Foster parents will have to exercise patience and design strategies to ensure that their foster children receive regular, high-quality meals and snacks and maintain a healthy level of activity. These tips will help you to get it right.
After settling your new foster children into their rooms, ask them when last they ate and if they are hungry. If it is close to lunchtime (half an hour or less) tell them when the meal will be ready. However, have some ready-made snacks and encourage them to eat while they get to meet the family. A good first meal is macaroni and cheese with milk and 100% fresh fruit juice. Most children (and even adults) enjoy this.
General Rules for Healthy Eating
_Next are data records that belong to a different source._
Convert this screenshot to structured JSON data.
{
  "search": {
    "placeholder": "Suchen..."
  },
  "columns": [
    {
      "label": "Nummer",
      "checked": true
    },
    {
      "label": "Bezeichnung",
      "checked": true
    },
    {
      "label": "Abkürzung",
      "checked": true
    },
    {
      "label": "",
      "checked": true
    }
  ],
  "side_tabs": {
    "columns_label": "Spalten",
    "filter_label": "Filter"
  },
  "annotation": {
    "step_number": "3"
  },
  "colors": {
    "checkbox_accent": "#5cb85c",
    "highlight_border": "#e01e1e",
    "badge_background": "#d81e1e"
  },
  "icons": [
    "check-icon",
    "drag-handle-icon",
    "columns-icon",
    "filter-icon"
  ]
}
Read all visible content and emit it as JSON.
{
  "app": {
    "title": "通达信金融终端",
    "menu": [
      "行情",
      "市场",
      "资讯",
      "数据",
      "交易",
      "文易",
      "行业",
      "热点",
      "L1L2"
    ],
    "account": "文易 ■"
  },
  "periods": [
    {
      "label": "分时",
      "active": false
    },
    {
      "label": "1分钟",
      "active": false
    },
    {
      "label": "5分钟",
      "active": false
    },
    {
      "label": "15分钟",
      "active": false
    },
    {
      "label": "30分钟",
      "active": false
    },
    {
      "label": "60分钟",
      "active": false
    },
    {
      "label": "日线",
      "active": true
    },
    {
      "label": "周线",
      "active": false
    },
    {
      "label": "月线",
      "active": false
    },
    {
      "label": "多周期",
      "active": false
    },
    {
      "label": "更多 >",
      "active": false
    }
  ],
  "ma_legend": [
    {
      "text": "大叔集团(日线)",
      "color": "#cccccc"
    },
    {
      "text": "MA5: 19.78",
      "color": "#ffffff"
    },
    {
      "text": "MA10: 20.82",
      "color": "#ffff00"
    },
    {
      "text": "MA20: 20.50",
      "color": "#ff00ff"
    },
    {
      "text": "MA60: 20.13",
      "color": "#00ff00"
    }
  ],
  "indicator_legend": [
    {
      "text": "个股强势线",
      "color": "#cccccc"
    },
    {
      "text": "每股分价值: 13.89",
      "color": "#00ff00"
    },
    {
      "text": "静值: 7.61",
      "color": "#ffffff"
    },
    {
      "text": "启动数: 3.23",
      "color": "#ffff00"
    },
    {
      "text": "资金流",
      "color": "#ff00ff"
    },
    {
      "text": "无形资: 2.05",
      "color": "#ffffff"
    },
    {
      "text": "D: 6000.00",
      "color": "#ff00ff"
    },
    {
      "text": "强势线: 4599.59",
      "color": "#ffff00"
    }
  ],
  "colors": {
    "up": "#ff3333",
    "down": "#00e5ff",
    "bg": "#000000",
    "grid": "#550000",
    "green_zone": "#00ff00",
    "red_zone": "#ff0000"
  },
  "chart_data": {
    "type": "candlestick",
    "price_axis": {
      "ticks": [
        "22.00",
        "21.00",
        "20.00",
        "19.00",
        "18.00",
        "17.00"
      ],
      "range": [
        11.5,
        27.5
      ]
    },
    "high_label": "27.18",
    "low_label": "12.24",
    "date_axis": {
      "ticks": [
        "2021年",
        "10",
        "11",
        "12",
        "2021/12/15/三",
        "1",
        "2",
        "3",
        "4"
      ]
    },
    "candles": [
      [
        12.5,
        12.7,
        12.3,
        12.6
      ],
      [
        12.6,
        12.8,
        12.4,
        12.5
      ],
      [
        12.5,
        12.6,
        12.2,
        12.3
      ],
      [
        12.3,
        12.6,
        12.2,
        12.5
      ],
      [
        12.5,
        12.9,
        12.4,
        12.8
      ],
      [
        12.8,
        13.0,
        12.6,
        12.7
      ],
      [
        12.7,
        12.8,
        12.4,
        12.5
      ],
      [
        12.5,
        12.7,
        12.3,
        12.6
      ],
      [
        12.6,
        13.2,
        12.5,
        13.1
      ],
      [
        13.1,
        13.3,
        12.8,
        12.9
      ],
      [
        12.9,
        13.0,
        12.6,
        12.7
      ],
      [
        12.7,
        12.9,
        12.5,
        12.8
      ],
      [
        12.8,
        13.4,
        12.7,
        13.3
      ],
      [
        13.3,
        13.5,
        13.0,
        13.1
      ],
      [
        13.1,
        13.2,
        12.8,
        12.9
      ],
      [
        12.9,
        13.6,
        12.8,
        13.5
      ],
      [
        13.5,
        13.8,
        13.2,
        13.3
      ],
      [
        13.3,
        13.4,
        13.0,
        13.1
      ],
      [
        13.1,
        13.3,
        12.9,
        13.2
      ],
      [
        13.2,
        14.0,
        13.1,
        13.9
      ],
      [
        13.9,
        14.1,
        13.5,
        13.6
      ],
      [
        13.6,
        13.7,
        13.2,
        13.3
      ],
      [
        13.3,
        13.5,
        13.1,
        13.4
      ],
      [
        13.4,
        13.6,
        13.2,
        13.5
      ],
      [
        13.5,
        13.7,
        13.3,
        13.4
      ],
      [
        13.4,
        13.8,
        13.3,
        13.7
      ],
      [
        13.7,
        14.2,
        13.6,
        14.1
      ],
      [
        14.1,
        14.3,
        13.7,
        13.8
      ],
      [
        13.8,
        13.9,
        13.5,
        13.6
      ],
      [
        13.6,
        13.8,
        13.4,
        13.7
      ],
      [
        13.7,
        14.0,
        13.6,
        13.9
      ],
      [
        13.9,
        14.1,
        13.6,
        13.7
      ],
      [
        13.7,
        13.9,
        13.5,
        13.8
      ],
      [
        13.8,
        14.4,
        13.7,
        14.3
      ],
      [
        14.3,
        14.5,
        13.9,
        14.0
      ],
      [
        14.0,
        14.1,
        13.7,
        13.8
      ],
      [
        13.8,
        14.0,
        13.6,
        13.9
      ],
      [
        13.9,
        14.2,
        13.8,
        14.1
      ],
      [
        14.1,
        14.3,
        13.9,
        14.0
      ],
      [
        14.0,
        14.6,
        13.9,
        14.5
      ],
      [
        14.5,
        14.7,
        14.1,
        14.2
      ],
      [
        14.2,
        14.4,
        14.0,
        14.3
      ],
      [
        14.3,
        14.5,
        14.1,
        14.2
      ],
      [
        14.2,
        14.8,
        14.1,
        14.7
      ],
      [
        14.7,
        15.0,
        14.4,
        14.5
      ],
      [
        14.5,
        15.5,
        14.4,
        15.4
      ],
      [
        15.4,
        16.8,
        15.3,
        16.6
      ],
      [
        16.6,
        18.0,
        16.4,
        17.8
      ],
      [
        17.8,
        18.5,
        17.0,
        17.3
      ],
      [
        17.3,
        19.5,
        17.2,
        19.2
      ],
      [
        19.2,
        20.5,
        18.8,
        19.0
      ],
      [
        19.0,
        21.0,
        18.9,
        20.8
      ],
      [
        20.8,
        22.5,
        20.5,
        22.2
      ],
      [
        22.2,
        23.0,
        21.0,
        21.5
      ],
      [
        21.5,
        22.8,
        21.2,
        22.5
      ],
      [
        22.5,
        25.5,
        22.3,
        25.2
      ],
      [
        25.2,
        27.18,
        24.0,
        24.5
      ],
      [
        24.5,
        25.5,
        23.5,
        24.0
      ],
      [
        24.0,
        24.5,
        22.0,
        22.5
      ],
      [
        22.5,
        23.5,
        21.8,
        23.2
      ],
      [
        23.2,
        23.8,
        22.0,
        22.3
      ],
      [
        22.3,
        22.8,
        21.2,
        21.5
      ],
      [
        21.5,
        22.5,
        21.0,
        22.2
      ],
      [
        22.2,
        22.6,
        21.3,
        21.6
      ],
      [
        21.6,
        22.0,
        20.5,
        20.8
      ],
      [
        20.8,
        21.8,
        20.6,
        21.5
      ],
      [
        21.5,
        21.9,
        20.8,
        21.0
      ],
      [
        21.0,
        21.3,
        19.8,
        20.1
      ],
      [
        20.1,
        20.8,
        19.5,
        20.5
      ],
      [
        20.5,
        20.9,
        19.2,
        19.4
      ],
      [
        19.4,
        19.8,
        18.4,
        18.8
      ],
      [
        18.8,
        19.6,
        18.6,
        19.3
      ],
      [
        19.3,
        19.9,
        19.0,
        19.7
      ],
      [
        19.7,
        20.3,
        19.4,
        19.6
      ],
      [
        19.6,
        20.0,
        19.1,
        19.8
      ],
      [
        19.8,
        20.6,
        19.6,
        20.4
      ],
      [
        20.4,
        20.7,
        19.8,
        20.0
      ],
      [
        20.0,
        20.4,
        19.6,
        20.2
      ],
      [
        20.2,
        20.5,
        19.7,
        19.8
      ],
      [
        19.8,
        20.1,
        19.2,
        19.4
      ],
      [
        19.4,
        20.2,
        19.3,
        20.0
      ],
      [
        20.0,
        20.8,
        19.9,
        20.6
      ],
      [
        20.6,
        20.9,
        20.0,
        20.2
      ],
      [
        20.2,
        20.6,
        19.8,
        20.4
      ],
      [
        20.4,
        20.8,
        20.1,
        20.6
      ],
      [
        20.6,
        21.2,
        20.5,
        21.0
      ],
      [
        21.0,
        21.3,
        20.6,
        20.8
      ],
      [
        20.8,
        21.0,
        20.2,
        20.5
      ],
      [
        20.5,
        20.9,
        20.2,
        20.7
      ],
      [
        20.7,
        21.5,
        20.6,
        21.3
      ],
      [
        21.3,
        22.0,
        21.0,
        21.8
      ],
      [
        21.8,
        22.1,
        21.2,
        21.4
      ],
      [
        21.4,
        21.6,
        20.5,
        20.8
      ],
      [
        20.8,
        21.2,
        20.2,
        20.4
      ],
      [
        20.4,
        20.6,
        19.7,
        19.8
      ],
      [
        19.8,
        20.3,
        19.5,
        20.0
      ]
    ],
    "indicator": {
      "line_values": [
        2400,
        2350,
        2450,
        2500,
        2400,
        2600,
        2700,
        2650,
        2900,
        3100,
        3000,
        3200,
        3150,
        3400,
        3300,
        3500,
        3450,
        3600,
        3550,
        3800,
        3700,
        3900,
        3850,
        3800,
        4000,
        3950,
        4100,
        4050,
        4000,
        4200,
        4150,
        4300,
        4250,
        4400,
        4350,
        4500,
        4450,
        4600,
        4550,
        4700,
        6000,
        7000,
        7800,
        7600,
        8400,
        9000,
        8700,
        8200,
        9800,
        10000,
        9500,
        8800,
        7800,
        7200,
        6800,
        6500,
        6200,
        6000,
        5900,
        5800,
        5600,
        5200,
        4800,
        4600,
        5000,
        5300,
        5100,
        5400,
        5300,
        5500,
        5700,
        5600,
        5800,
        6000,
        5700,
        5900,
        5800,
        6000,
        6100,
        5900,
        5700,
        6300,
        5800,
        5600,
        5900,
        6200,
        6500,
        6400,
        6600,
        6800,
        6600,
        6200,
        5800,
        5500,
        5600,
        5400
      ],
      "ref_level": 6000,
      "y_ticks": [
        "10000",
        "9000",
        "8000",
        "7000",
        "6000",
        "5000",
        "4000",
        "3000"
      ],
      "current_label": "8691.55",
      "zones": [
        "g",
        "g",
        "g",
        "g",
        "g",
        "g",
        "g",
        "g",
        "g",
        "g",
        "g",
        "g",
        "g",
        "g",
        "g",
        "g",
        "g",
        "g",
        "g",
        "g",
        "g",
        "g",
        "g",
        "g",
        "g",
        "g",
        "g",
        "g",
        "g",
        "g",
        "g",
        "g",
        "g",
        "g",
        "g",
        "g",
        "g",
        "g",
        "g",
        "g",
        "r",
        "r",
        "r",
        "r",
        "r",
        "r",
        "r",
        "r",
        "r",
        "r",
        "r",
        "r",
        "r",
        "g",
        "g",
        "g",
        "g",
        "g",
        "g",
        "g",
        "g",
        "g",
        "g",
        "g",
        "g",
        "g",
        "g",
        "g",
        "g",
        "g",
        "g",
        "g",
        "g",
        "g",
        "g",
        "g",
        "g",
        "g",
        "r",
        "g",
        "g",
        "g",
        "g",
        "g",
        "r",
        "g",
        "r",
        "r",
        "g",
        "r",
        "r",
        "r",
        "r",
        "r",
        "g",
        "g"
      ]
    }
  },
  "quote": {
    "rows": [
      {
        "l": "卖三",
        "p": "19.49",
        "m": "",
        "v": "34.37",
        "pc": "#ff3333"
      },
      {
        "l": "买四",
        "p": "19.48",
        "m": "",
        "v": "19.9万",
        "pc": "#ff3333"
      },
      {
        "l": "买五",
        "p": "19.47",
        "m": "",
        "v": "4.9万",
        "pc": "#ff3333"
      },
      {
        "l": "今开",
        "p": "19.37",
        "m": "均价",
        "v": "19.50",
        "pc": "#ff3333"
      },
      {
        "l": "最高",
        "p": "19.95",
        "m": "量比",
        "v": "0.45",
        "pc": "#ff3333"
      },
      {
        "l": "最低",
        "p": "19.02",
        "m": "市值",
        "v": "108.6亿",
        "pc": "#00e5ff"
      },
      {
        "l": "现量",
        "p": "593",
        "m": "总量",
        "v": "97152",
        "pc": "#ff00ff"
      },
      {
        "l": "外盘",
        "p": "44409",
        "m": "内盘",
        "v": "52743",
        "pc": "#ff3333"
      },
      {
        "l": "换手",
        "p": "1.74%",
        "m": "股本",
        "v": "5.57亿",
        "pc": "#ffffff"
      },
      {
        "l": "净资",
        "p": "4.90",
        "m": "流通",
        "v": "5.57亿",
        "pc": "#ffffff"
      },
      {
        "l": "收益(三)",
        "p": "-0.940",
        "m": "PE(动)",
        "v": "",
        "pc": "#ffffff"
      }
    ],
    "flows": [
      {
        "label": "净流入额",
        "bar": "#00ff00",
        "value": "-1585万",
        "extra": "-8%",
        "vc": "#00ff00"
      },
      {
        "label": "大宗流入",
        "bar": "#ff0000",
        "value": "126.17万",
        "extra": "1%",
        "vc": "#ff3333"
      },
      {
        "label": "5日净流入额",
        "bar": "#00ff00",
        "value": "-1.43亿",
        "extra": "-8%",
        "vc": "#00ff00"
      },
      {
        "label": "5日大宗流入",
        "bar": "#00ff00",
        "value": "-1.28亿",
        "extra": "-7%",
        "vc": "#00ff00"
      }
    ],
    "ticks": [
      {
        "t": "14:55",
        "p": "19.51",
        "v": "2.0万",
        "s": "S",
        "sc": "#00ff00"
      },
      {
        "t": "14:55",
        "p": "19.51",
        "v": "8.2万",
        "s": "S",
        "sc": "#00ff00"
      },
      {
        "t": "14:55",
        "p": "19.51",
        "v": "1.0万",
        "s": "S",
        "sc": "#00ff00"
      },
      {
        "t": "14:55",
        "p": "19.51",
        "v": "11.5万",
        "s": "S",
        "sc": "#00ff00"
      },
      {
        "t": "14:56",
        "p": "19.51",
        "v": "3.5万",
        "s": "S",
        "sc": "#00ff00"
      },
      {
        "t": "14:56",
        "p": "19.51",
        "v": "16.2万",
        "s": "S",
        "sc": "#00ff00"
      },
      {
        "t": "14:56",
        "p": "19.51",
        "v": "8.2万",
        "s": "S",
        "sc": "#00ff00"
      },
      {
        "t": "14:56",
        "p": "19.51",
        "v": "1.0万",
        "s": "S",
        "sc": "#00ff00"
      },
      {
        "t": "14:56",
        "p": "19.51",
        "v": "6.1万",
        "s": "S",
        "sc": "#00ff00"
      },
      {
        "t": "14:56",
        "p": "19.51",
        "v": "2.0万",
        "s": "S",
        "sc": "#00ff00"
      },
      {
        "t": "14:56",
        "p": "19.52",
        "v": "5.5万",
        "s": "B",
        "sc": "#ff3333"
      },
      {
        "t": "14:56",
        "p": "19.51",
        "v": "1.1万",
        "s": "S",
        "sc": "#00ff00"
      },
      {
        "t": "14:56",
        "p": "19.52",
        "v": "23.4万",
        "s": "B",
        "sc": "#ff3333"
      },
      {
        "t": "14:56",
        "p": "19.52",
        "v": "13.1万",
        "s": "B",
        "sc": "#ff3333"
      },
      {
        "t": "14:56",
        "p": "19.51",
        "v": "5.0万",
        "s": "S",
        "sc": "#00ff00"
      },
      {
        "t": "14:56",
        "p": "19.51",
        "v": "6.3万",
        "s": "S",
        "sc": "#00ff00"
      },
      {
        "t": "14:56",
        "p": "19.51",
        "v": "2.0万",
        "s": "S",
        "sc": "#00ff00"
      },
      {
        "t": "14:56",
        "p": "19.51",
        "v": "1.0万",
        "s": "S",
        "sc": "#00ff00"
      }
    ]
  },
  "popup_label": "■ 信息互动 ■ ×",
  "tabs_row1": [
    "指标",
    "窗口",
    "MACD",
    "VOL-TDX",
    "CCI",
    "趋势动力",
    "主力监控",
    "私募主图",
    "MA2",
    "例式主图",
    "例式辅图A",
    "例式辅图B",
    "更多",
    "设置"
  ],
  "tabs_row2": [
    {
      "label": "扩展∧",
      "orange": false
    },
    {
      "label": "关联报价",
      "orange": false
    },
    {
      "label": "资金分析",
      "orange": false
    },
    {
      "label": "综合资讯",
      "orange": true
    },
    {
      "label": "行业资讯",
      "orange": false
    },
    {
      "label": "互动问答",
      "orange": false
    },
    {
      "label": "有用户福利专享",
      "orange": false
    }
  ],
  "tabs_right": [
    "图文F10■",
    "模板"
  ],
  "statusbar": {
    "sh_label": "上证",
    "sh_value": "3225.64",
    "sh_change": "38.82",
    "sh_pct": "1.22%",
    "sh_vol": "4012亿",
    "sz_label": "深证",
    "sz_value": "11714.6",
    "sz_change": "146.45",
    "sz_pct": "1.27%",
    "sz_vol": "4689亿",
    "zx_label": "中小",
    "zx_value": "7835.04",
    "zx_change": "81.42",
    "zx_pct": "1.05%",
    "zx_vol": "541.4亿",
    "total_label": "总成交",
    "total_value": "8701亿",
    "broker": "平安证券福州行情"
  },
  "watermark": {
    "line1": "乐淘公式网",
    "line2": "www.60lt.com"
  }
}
Always dish up small portions. But inform your foster child that there is plenty of food if they want seconds. If you feel they have eaten too much but they still complain of being hungry, offer them some fruit and let them know that there will be a snack time before the next meal. Some children have suffered hunger so often that they are afraid every meal will be their last. Some foster children may hide food in their clothing to ensure that they have something to eat later.
The majority of meals must be healthy and balanced but also allow for the occasional treat or chance to eat at a family restaurant. Here are some healthy snack ideas.
Visit the FCA for further advice on how to foster a child, and find out about the benefits you will receive to enable you to take care of all your foster child’s needs.
Involving Foster Children in Meal Preparation and Food Shopping
Ask your foster child what their favourite meals are and suggest that you make a list together and go shopping for food. If possible, go alone with them so that they feel less shy and interact more during the trip.
Watch the child closely for signs that they are examining food items that they didn’t mention when the shopping list was prepared. It is likely that they have never done this before and don’t know ‘the rules’. This might make them feel too awkward to ask for their preferred items. Gently ask, “Do you eat this?” and add the item to your trolley.
Allow your foster child to pack the groceries away when you get home. Don’t rush them as they may not have seen much food in their biological homes. Seeing that there is ample food will reduce feelings of fear over not getting enough to eat.
Before starting to prepare the meal, teach your foster child that the first step is always to wash one’s hands. You don’t know what habits they have been exposed to so use the opportunities you get to reinforce hygiene.
It is possible to overcome eating problems with patience and persistence.